Daiichi Sankyo PREFER in AF registry suggests increased stroke risk among diabetic atrial fibrillation patients


DiabetesDaiichi Sankyo has announced data from new sub-analyses of the Prevention of thromboembolic events—European Registry in Atrial Fibrillation (PREFER in AF) patient registry, which reveal at-risk patient groups, current treatment gaps in the management of atrial fibrillation and trends associated with specific patient characteristics. These data were presented at the European Society of Cardiology Congress 2016, August 27-31, in Rome, Italy.

The registry, sponsored by Daiichi Sankyo, informs on atrial fibrillation patient profiles in a real-world clinical context, intended to help identify specific at-risk patient groups, including those with co-morbidities that predispose them to thrombotic events. Data from the registry reveals that atrial fibrill
ation patients with diabetes—on insulin treatment—are at a significantly increased risk of stroke/systemic embolism at one year follow-up compared to atrial fibrillation patients without diabetes (5.2% versus 1.9% respectively; hazard ratio 2.89, 95% confidence interval 1.67-5.02; p=0.0002) and compared to those with diabetes not on insulin treatment (5.2% versus 1.8% respectively; HR 2.96, 1.49-5.87; p=0.0019). Interestingly, diabetic patients not receiving insulin therapy had similar incidence of thromboembolic events than patients without diabetes (HR 0.97, 0.58-1.61; p=0.9).

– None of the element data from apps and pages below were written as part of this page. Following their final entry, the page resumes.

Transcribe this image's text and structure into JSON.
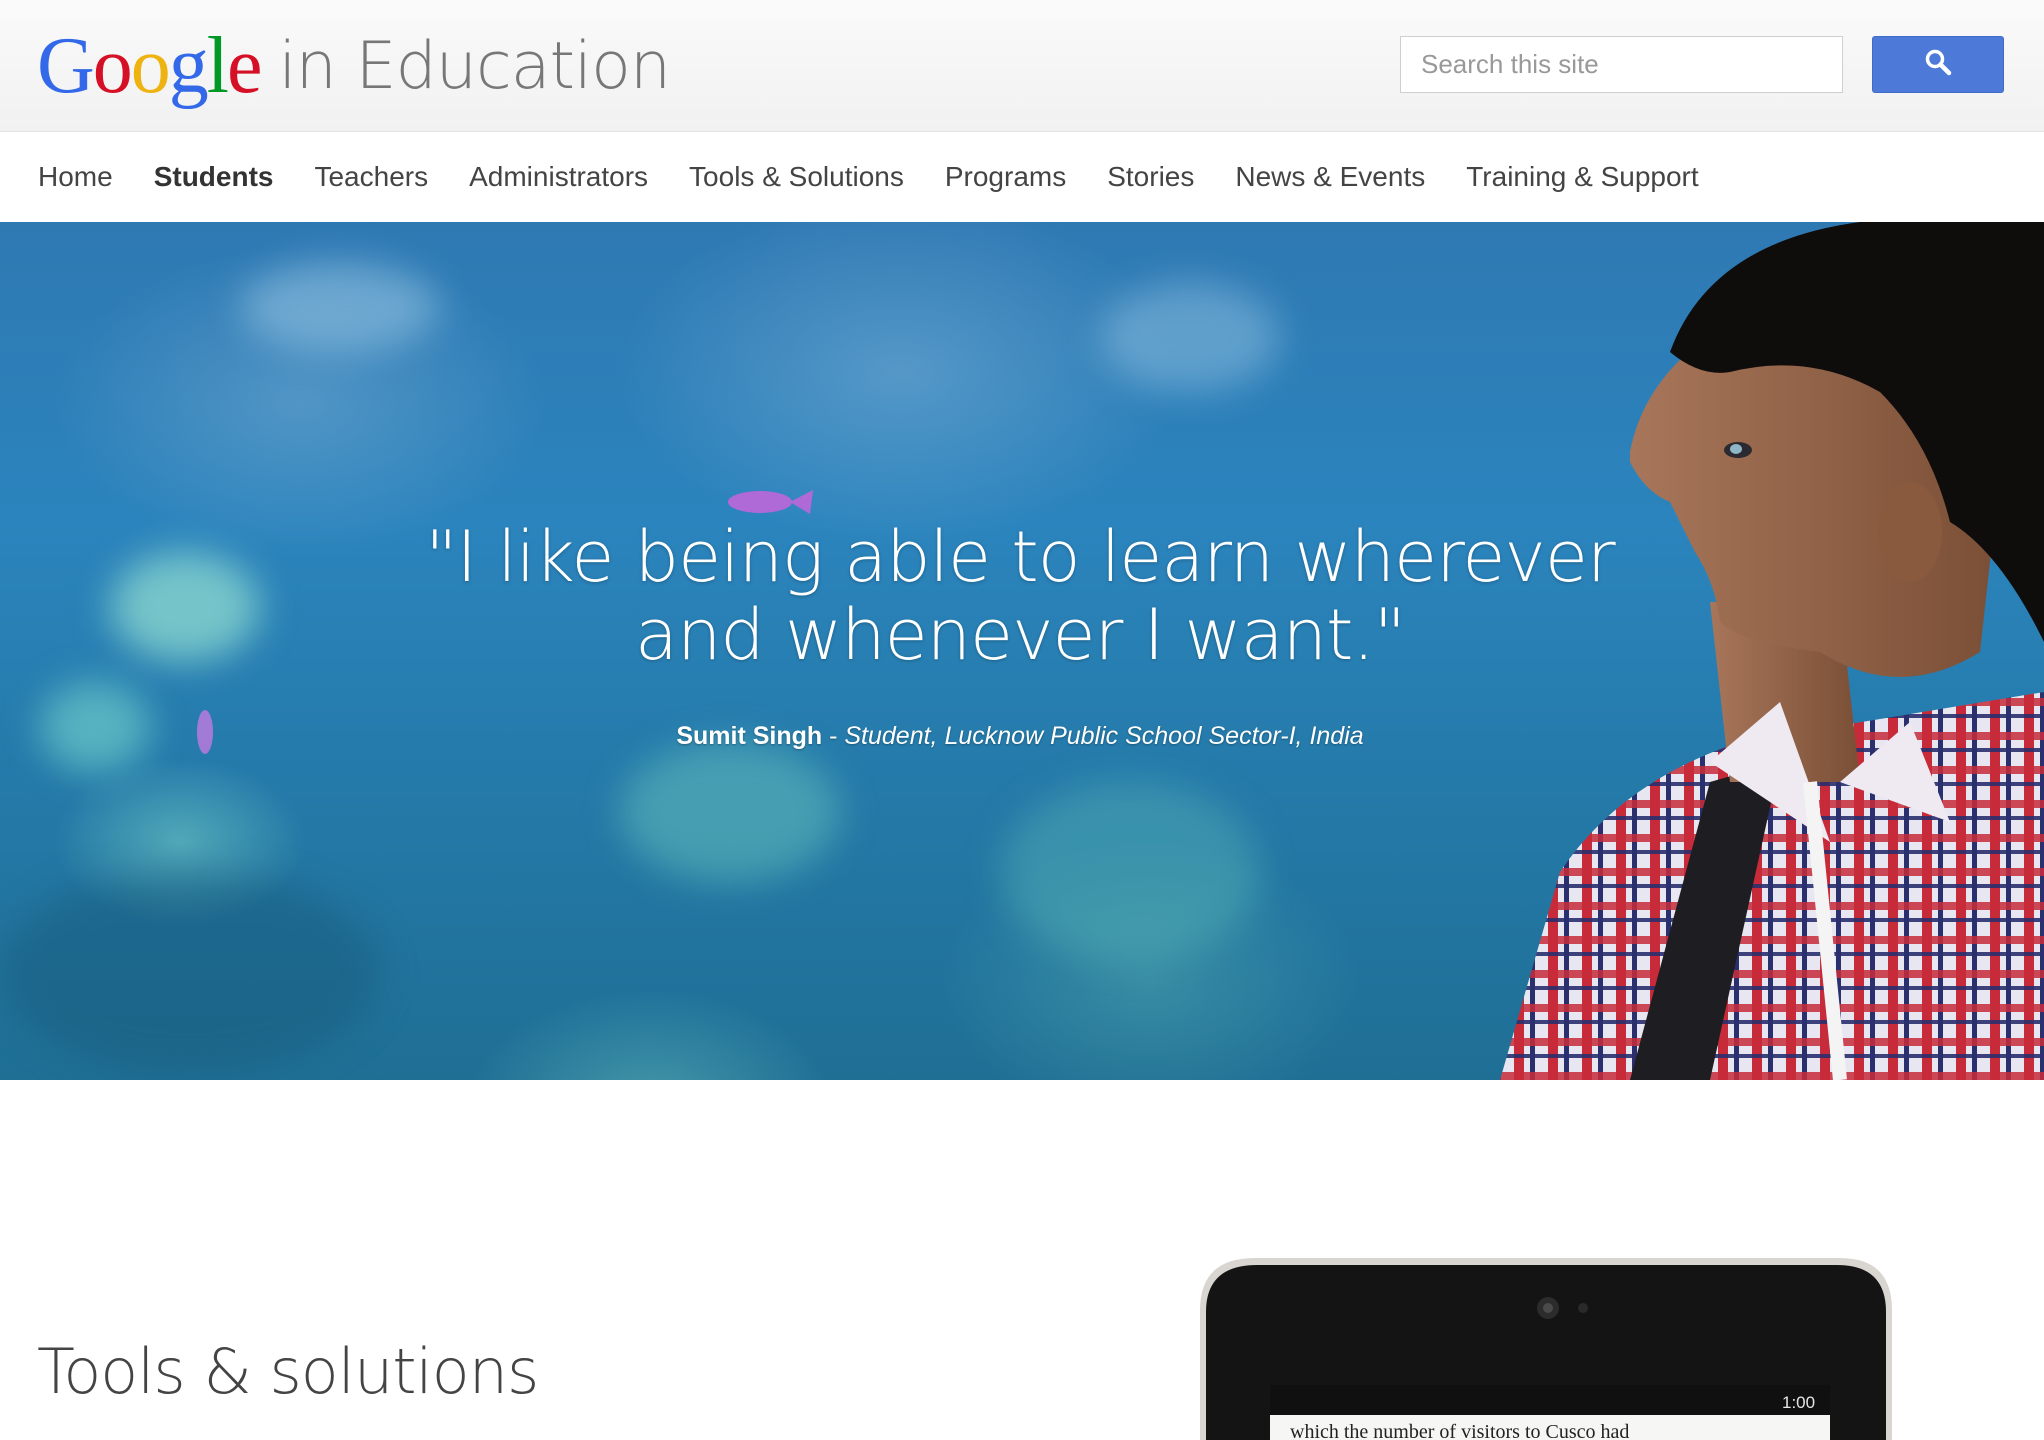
{
  "header": {
    "logo_text": "Google",
    "logo_suffix": "in Education",
    "search": {
      "placeholder": "Search this site"
    },
    "search_button_icon": "search-icon"
  },
  "nav": {
    "items": [
      {
        "label": "Home",
        "active": false
      },
      {
        "label": "Students",
        "active": true
      },
      {
        "label": "Teachers",
        "active": false
      },
      {
        "label": "Administrators",
        "active": false
      },
      {
        "label": "Tools & Solutions",
        "active": false
      },
      {
        "label": "Programs",
        "active": false
      },
      {
        "label": "Stories",
        "active": false
      },
      {
        "label": "News & Events",
        "active": false
      },
      {
        "label": "Training & Support",
        "active": false
      }
    ]
  },
  "hero": {
    "quote_line1": "\"I like being able to learn wherever",
    "quote_line2": "and whenever I want.\"",
    "attribution_name": "Sumit Singh",
    "attribution_separator": " - ",
    "attribution_role": "Student, Lucknow Public School Sector-I, India"
  },
  "content": {
    "section_title": "Tools & solutions",
    "tablet_status_time": "1:00",
    "tablet_text": "which the number of visitors to Cusco had"
  },
  "colors": {
    "google_blue": "#3369e8",
    "google_red": "#d50f25",
    "google_yellow": "#eeb211",
    "google_green": "#009925",
    "search_button": "#4d7ad9"
  }
}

“These results are greatly beneficial to physicians in clinical practice,” comments Giuseppe Patti, Campus Bio-Medico University, Rome, Italy and lead author of the study. “The burden of atrial fibrillation is a considerable healthcare issue which carries a heightened risk of stroke for over six million sufferers in Europe. The availability of robust, real-world data to inform on patients at even greater risk of stroke or systemic embolism, will help identify where specific care is needed to minimise these outcomes.”

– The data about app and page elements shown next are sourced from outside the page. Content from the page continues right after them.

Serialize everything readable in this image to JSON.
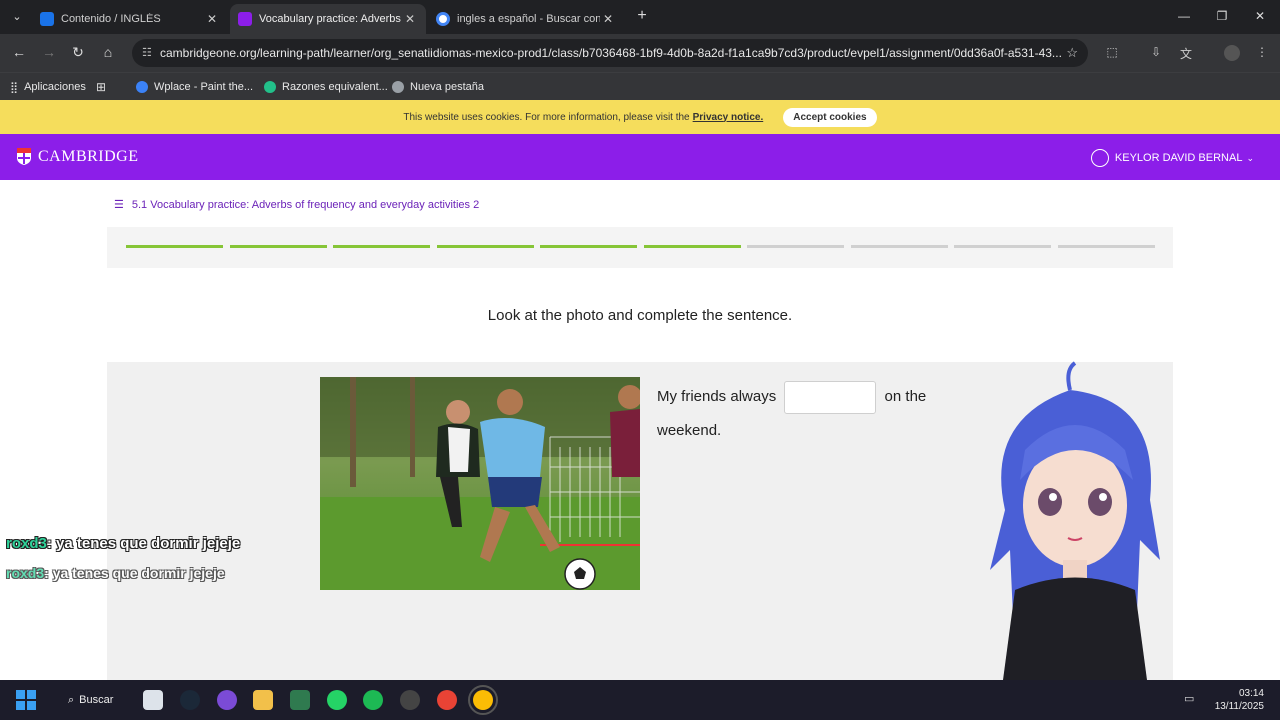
{
  "browser": {
    "tabs": [
      {
        "title": "Contenido / INGLÉS",
        "active": false,
        "favicon_color": "#1a73e8"
      },
      {
        "title": "Vocabulary practice: Adverbs of",
        "active": true,
        "favicon_color": "#8c1ee9"
      },
      {
        "title": "ingles a español - Buscar con G",
        "active": false,
        "favicon_color": "#4285f4"
      }
    ],
    "url": "cambridgeone.org/learning-path/learner/org_senatiidiomas-mexico-prod1/class/b7036468-1bf9-4d0b-8a2d-f1a1ca9b7cd3/product/evpel1/assignment/0dd36a0f-a531-43...",
    "bookmarks": [
      "Aplicaciones",
      "Wplace - Paint the...",
      "Razones equivalent...",
      "Nueva pestaña"
    ]
  },
  "cookie": {
    "message": "This website uses cookies. For more information, please visit the",
    "link": "Privacy notice.",
    "accept_label": "Accept cookies"
  },
  "header": {
    "logo_text": "CAMBRIDGE",
    "user_name": "KEYLOR DAVID BERNAL",
    "brand_color": "#8c1ee9"
  },
  "activity": {
    "breadcrumb": "5.1 Vocabulary practice: Adverbs of frequency and everyday activities 2",
    "progress": {
      "total": 10,
      "completed": 6
    },
    "instruction": "Look at the photo and complete the sentence.",
    "sentence_before": "My friends always",
    "sentence_after": "on the weekend.",
    "answer_value": ""
  },
  "overlay_chat": [
    {
      "user": "roxd3",
      "message": ": ya tenes que dormir jejeje"
    },
    {
      "user": "roxd3",
      "message": ": ya tenes que dormir jejeje"
    }
  ],
  "taskbar": {
    "search_label": "Buscar",
    "time": "03:14",
    "date": "13/11/2025"
  }
}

According to a company release, the registry has also enabled a comparison of specific patient characteristics such as gender alongside clinical aspects including therapy choice and clinical outcomes. The registry has revealed that women experience a greater burden of symptoms compared to men and that treatment with oral anticoagulation is similar in both genders. Compared to men, women were found to be at 65% lower age and country-adjusted risk of coronary revascularisation at one year (95% CI [0.22, 0.56]), 40% lower risk of acute coronary syndrome (0.38 to 0.93) and 20% lower risk of chronic heart insufficiency/reduced left ventricular ejection fraction (0.68, 0.96). There was no evidence that men and women differed in stroke, transient ischaemic attack, arterial thromboembolic events and major bleeding events over one year. Further research is needed to establish whether this can be used to enhance atrial fibrillation management, determining prevention and treatment needs.

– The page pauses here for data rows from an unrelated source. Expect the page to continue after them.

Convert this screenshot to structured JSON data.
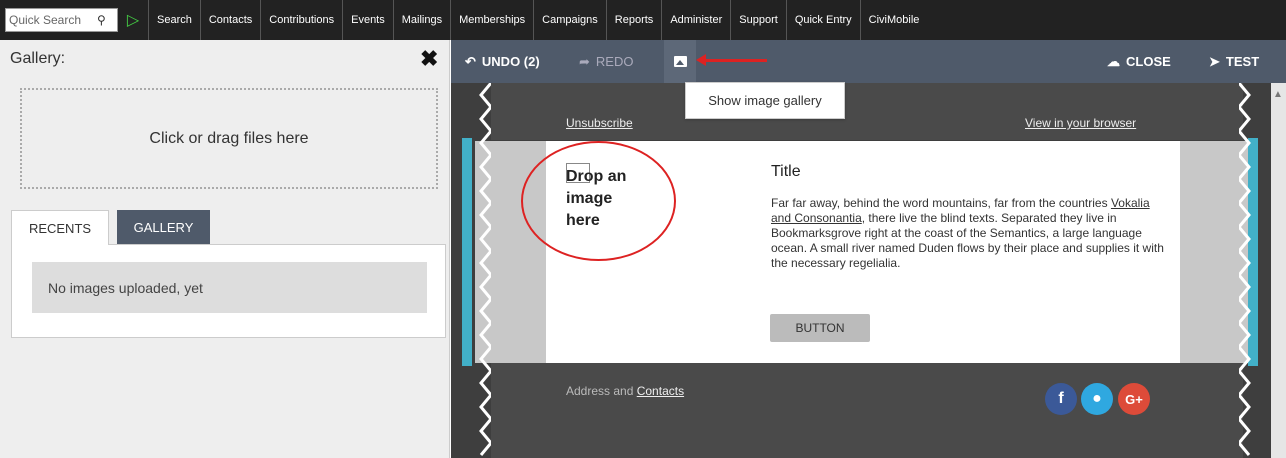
{
  "topnav": {
    "search_placeholder": "Quick Search",
    "items": [
      "Search",
      "Contacts",
      "Contributions",
      "Events",
      "Mailings",
      "Memberships",
      "Campaigns",
      "Reports",
      "Administer",
      "Support",
      "Quick Entry",
      "CiviMobile"
    ]
  },
  "gallery": {
    "title": "Gallery:",
    "dropzone_text": "Click or drag files here",
    "tabs": [
      "RECENTS",
      "GALLERY"
    ],
    "empty_text": "No images uploaded, yet"
  },
  "toolbar": {
    "undo_label": "UNDO (2)",
    "redo_label": "REDO",
    "close_label": "CLOSE",
    "test_label": "TEST",
    "tooltip": "Show image gallery"
  },
  "template": {
    "unsubscribe": "Unsubscribe",
    "view_in_browser": "View in your browser",
    "drop_image": "Drop an image here",
    "title": "Title",
    "body_before": "Far far away, behind the word mountains, far from the countries ",
    "body_link": "Vokalia and Consonantia",
    "body_after": ", there live the blind texts. Separated they live in Bookmarksgrove right at the coast of the Semantics, a large language ocean. A small river named Duden flows by their place and supplies it with the necessary regelialia.",
    "button": "BUTTON",
    "address_text": "Address and ",
    "contacts_link": "Contacts"
  },
  "icons": {
    "search": "search-icon",
    "play": "play-icon",
    "close": "close-x-icon",
    "undo": "undo-icon",
    "redo": "redo-icon",
    "image": "image-icon",
    "cloud": "cloud-upload-icon",
    "send": "send-icon",
    "facebook": "facebook-icon",
    "twitter": "twitter-icon",
    "googleplus": "google-plus-icon"
  },
  "colors": {
    "topnav_bg": "#222222",
    "toolbar_bg": "#4f5a6a",
    "accent_red": "#dd2222",
    "accent_blue": "#42b0c8"
  }
}
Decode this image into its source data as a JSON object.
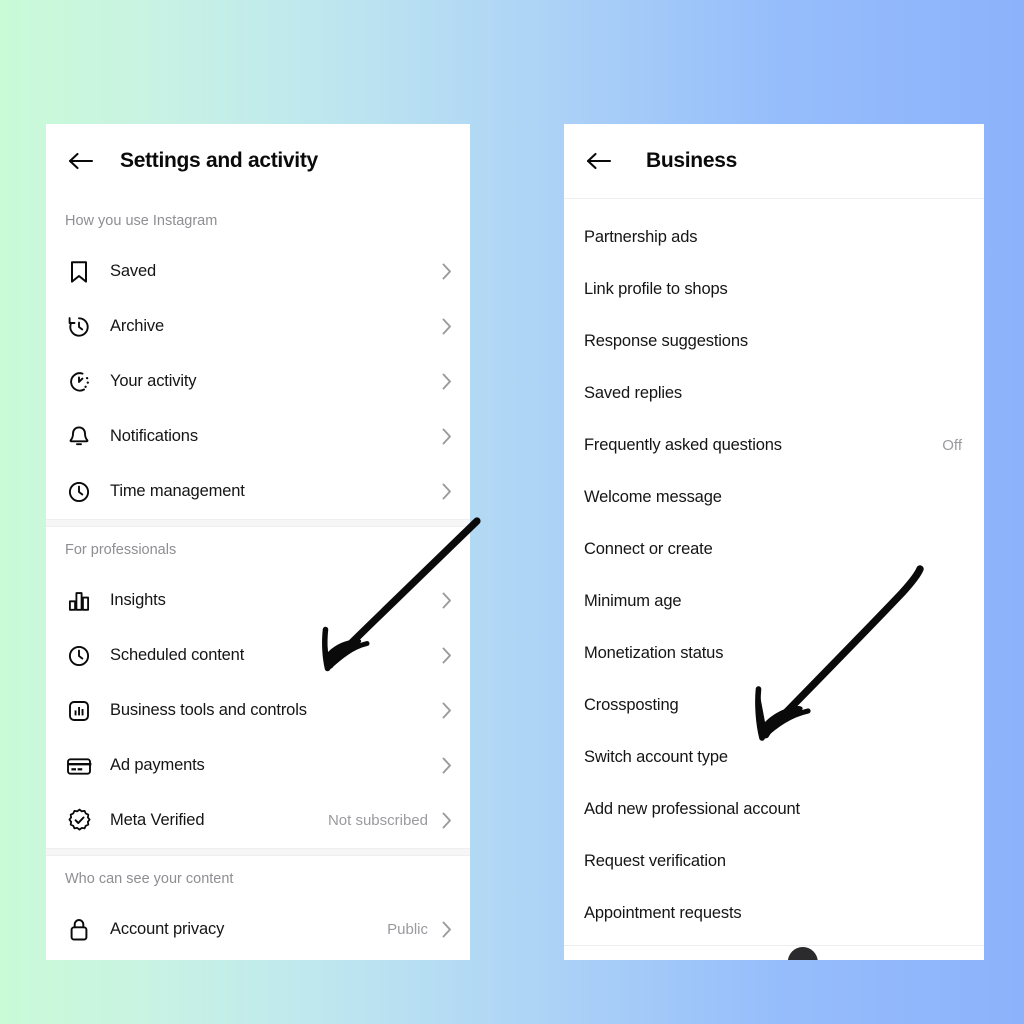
{
  "background": {
    "gradient_from": "#c9fbd7",
    "gradient_to": "#8cb2fb",
    "direction": "left-to-right"
  },
  "left_panel": {
    "back_icon": "back-arrow-icon",
    "title": "Settings and activity",
    "sections": [
      {
        "label": "How you use Instagram",
        "items": [
          {
            "icon": "bookmark-icon",
            "label": "Saved",
            "value": "",
            "chevron": true
          },
          {
            "icon": "archive-clock-icon",
            "label": "Archive",
            "value": "",
            "chevron": true
          },
          {
            "icon": "activity-clock-icon",
            "label": "Your activity",
            "value": "",
            "chevron": true
          },
          {
            "icon": "bell-icon",
            "label": "Notifications",
            "value": "",
            "chevron": true
          },
          {
            "icon": "clock-icon",
            "label": "Time management",
            "value": "",
            "chevron": true
          }
        ]
      },
      {
        "label": "For professionals",
        "items": [
          {
            "icon": "bar-chart-icon",
            "label": "Insights",
            "value": "",
            "chevron": true
          },
          {
            "icon": "clock-icon",
            "label": "Scheduled content",
            "value": "",
            "chevron": true
          },
          {
            "icon": "chart-in-square-icon",
            "label": "Business tools and controls",
            "value": "",
            "chevron": true
          },
          {
            "icon": "credit-card-icon",
            "label": "Ad payments",
            "value": "",
            "chevron": true
          },
          {
            "icon": "verified-badge-icon",
            "label": "Meta Verified",
            "value": "Not subscribed",
            "chevron": true
          }
        ]
      },
      {
        "label": "Who can see your content",
        "items": [
          {
            "icon": "lock-icon",
            "label": "Account privacy",
            "value": "Public",
            "chevron": true
          }
        ]
      }
    ]
  },
  "right_panel": {
    "back_icon": "back-arrow-icon",
    "title": "Business",
    "items": [
      {
        "label": "Partnership ads",
        "value": ""
      },
      {
        "label": "Link profile to shops",
        "value": ""
      },
      {
        "label": "Response suggestions",
        "value": ""
      },
      {
        "label": "Saved replies",
        "value": ""
      },
      {
        "label": "Frequently asked questions",
        "value": "Off"
      },
      {
        "label": "Welcome message",
        "value": ""
      },
      {
        "label": "Connect or create",
        "value": ""
      },
      {
        "label": "Minimum age",
        "value": ""
      },
      {
        "label": "Monetization status",
        "value": ""
      },
      {
        "label": "Crossposting",
        "value": ""
      },
      {
        "label": "Switch account type",
        "value": ""
      },
      {
        "label": "Add new professional account",
        "value": ""
      },
      {
        "label": "Request verification",
        "value": ""
      },
      {
        "label": "Appointment requests",
        "value": ""
      }
    ]
  },
  "annotations": [
    {
      "name": "arrow-pointing-to-business-tools",
      "style": "hand-drawn",
      "color": "#0a0a0a",
      "direction": "down-left"
    },
    {
      "name": "arrow-pointing-to-switch-account-type",
      "style": "hand-drawn",
      "color": "#0a0a0a",
      "direction": "down-left"
    }
  ]
}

“Atrial fibrillation represents a significant concern across Europe, and we are pleased that the PREFER in AF registry sheds light on the current management of atrial fibrillation in a clinical setting, through delivery of this additional sub-study data,” states Juan-Carlos Jaramillo, Senior Vice President, Head of Market Access & Medical Affairs, Daiichi Sankyo Europe GmbH. “By adding to the data available in this important disease area, Daiichi Sankyo is committed to supporting advancement in cardiovascular medicine and improvements in patient care.”